(Excerpts from an interface dataset)
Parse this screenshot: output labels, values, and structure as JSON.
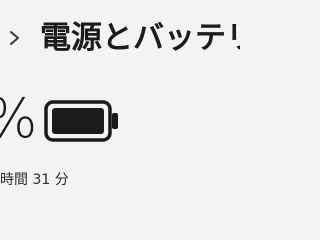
{
  "header": {
    "title": "電源とバッテリー"
  },
  "battery": {
    "percent_text": "%",
    "charge_level": 1.0,
    "icon": "battery-full-icon",
    "time_remaining": "時間 31 分"
  }
}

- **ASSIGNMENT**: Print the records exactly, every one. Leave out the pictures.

- **SOLUTION TO THIS EXERCISE**:
Parse this screenshot: output labels, values, and structure as JSON.
{
  "header": {
    "title": "電源とバッテリー"
  },
  "battery": {
    "percent_text": "%",
    "charge_level": 1.0,
    "icon": "battery-full-icon",
    "time_remaining": "時間 31 分"
  }
}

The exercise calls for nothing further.